Adding an Action Distraction

Well, here we go, getting started on what we all want – dogs that will wait while another dog works.

Up until now, you’ve been providing a relatively low level distraction – a distraction dog working with the handler on fairly lame and low intensity activities.

You’re going to start to add some action by adding some more intense play with the Distraction Dog.

At this point in time it is important to note that you are still working the dogs that are on their spots and/or pedestals and the distraction dog is still getting shined on and is not really being worked. The object here is to get your dogs some experience staying while another dog is playing/working.

Choose an Appropriate Toy

You need to ensure that you keep the distraction from the active distraction dog under the Working Dog’s threshold. If your Working Dog thinks a Frisbee is the most awesome thing on the planet, then you probably shouldn’t play with a Frisbee with the Distraction Dog. If your dog is a Ball Junkie, we don’t want to break out a tennis ball… yet.

A bone perhaps? A rope toy? Something that will be challenging, but not be too challenging, for your Working Dogs to resist.

Short Sessions

You want to keep your sessions very short. 30 seconds to a minute ought to be fine at first. Again, the key here is success. You are not testing the Working Dog’s ability to stay, you are teaching the Working Dog to stay. Because you know that the Working Dog will fail in a new situation or environment, you’re going to prove to that Working Dog that staying on task is going to pay off.

Switch Dogs

After your 30 second session you’ll want to switch dogs. Get the distraction dog on the Spot and stable, then release the Working Dog. As you release the previous Working Dog, it’s probably a good idea to pay the dog that was just placed on the spotSpot is a “go to a place”, or “go to a mat” behavior. This means that the dog seeks out and performs a duration behavior on a spot of the handler’s choosing. A Pedestal is a raised spot. Anything a dog can leap onto and perch upon. Spots and Pedestals are important dog training tools.....

Repeat

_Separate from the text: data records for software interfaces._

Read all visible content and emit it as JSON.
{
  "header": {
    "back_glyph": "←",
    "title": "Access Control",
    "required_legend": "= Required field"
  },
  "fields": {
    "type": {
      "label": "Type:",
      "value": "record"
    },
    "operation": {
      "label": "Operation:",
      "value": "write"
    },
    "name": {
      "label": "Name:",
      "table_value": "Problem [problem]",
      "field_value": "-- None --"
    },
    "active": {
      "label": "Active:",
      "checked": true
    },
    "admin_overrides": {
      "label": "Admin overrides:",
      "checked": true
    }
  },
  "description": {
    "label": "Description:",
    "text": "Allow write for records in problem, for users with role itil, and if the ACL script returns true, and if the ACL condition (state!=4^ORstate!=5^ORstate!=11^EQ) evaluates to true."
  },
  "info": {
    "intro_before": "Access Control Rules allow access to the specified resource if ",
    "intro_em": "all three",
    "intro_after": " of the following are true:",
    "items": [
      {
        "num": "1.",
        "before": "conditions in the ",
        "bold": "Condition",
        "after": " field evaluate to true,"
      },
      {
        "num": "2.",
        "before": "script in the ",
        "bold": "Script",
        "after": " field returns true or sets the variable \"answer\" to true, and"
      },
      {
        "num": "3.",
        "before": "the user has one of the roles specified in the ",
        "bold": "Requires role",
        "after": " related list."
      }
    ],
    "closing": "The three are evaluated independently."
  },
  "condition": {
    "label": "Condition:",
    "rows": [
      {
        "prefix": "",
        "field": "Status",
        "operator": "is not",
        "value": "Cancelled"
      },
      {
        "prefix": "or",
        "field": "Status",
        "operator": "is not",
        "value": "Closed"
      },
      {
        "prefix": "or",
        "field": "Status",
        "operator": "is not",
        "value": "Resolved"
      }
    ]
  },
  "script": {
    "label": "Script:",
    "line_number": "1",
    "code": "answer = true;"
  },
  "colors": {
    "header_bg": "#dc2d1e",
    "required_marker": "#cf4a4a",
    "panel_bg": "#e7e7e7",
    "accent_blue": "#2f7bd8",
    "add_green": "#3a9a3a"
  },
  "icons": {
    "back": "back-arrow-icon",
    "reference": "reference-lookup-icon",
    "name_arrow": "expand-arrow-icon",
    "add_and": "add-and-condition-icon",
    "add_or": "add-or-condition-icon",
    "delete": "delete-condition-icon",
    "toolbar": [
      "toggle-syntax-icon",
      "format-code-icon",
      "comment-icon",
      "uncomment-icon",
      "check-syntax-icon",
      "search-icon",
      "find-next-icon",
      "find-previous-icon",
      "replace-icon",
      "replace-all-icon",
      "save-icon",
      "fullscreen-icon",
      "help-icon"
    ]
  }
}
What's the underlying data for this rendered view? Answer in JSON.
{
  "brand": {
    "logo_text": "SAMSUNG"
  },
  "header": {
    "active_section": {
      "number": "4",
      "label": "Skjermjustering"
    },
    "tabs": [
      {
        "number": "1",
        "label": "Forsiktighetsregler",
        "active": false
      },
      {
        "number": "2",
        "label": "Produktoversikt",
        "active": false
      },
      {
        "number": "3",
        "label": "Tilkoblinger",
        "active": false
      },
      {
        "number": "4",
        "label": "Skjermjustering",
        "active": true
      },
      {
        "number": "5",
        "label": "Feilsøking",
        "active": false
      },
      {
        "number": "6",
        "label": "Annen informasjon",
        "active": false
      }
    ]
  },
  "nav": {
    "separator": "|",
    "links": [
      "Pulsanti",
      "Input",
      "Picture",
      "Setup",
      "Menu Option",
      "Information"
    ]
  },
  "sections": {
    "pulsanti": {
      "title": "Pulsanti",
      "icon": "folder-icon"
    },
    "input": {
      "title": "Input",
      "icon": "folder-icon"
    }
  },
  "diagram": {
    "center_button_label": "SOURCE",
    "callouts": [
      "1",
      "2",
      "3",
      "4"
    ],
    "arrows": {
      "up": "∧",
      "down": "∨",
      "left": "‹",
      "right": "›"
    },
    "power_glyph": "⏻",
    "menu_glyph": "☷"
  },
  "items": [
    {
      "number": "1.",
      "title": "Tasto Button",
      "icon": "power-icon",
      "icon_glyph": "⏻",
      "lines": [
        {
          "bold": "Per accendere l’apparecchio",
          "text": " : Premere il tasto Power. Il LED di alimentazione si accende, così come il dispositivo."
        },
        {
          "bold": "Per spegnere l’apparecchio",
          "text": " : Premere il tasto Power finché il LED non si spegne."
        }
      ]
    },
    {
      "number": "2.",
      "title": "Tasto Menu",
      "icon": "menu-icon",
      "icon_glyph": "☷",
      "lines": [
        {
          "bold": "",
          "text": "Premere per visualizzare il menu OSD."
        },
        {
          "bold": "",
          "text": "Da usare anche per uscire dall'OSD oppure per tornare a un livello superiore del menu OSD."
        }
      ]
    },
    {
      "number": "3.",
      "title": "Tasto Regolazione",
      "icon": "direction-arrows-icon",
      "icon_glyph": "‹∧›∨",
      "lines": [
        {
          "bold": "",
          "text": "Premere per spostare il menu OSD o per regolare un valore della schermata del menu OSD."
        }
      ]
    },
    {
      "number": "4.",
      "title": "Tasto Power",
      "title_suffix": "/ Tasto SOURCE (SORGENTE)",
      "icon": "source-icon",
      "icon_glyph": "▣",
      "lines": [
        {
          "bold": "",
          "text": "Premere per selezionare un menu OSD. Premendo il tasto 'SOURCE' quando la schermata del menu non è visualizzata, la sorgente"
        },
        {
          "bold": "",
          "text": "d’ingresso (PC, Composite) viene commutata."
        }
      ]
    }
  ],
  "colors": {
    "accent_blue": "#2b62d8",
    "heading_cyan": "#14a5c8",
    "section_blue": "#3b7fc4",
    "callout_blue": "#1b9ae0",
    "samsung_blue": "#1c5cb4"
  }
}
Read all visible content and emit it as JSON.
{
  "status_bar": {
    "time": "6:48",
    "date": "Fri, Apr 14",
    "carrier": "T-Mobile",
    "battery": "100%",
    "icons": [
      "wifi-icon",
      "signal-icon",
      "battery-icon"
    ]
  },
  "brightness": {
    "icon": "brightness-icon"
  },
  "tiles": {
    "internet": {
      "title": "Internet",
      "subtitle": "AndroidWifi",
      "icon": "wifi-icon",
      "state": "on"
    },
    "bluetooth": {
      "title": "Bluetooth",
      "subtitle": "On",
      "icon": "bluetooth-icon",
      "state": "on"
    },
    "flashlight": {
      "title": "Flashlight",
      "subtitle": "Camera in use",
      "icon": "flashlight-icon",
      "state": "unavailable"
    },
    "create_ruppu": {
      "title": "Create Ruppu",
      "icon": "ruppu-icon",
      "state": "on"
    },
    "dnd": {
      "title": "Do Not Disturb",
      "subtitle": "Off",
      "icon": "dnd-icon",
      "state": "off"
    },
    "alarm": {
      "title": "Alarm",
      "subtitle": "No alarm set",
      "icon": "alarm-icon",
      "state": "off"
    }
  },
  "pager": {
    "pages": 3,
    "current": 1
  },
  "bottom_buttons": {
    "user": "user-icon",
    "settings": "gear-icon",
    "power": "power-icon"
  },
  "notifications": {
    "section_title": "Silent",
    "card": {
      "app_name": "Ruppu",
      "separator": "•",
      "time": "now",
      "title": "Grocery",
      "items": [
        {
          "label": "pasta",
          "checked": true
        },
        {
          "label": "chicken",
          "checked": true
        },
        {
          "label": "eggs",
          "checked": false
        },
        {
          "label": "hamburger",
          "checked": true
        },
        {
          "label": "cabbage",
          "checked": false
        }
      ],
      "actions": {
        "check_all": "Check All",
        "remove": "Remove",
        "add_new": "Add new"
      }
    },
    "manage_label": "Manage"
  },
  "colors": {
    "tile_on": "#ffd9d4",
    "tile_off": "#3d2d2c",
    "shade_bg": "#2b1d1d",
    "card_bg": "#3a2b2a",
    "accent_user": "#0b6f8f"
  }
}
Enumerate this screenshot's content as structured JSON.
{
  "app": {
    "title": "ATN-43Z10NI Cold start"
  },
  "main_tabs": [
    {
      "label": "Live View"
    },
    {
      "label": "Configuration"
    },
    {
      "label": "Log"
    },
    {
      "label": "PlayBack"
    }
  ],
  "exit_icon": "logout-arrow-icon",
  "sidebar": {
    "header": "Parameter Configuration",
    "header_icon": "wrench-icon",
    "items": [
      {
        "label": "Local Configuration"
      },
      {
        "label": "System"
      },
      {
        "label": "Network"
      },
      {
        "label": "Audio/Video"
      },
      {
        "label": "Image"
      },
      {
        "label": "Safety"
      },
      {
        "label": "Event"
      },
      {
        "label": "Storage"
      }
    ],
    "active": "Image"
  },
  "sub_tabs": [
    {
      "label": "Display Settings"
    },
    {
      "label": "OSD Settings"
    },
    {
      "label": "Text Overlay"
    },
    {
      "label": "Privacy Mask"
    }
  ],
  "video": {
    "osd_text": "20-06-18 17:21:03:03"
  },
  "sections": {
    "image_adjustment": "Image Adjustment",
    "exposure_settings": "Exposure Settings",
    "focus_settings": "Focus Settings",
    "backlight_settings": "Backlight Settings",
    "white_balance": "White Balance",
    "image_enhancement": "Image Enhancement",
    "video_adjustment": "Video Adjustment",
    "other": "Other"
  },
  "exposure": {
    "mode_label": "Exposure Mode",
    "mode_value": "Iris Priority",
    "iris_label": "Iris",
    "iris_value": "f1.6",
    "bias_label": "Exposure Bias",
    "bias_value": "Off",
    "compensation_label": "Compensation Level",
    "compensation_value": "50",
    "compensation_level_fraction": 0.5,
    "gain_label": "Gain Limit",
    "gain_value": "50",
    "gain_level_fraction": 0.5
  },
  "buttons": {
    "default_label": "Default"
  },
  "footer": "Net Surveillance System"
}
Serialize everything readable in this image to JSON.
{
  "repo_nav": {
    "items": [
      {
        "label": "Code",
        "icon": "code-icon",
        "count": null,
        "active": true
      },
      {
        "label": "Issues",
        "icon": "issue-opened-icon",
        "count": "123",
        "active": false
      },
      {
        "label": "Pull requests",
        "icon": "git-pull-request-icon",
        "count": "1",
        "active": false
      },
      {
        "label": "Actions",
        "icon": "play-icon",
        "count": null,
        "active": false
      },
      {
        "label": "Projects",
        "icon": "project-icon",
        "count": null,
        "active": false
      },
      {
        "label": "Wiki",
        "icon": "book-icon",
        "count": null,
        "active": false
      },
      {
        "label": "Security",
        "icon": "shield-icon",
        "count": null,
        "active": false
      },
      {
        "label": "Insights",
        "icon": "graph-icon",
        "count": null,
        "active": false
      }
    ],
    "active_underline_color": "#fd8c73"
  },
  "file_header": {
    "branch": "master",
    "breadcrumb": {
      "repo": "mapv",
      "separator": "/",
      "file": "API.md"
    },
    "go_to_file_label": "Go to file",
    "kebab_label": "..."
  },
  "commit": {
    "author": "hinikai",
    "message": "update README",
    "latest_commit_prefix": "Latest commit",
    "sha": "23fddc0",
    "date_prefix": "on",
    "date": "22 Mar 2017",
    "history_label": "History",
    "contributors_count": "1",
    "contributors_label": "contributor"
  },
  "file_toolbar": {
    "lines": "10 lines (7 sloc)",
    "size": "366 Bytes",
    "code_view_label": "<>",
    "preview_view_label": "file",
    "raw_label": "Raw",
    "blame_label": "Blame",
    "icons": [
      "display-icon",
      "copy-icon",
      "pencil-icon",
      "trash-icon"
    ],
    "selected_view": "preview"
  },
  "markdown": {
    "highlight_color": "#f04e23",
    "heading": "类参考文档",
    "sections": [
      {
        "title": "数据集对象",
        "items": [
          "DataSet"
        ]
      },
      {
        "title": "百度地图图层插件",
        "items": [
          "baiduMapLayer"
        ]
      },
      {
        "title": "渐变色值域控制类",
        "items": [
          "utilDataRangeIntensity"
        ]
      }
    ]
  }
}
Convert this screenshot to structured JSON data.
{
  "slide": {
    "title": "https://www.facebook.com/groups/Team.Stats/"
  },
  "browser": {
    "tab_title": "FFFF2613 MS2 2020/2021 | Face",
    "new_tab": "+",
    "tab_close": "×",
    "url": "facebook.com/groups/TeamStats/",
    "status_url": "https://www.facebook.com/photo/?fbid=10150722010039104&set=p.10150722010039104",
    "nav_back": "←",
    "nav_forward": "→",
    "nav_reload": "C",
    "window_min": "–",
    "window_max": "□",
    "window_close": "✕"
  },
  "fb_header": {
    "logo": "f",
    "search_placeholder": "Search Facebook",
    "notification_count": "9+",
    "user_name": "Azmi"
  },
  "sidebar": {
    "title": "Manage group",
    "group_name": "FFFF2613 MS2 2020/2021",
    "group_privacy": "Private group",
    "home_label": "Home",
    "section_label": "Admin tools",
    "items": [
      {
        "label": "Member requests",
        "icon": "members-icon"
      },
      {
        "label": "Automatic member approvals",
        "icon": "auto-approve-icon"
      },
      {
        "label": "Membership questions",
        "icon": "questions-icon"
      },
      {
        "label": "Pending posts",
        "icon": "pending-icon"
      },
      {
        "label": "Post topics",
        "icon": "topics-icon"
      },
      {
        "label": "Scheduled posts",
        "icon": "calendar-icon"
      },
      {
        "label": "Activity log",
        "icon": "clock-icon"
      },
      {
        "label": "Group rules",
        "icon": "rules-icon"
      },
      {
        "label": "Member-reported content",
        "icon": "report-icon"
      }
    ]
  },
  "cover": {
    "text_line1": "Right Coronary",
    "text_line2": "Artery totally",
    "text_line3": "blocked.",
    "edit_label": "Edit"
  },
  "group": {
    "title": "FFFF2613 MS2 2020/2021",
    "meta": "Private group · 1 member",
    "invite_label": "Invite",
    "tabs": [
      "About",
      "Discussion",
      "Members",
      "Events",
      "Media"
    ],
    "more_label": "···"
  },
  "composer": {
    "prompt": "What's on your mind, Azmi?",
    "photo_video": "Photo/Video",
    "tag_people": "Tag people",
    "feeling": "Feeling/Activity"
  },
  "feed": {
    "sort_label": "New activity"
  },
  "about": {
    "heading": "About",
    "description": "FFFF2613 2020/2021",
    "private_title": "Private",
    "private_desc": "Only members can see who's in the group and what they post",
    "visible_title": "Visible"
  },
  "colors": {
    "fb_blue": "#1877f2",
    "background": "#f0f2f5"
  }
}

Once you get several successful reps of this with each dog you can start to up the ante by increasing the amount of time the Working Dog(s) are going to be staying on their spot. Again, what’s most important is that the Working Dogs are successful and that means that you are releasing them from their Spots and/or Pedestals early and often.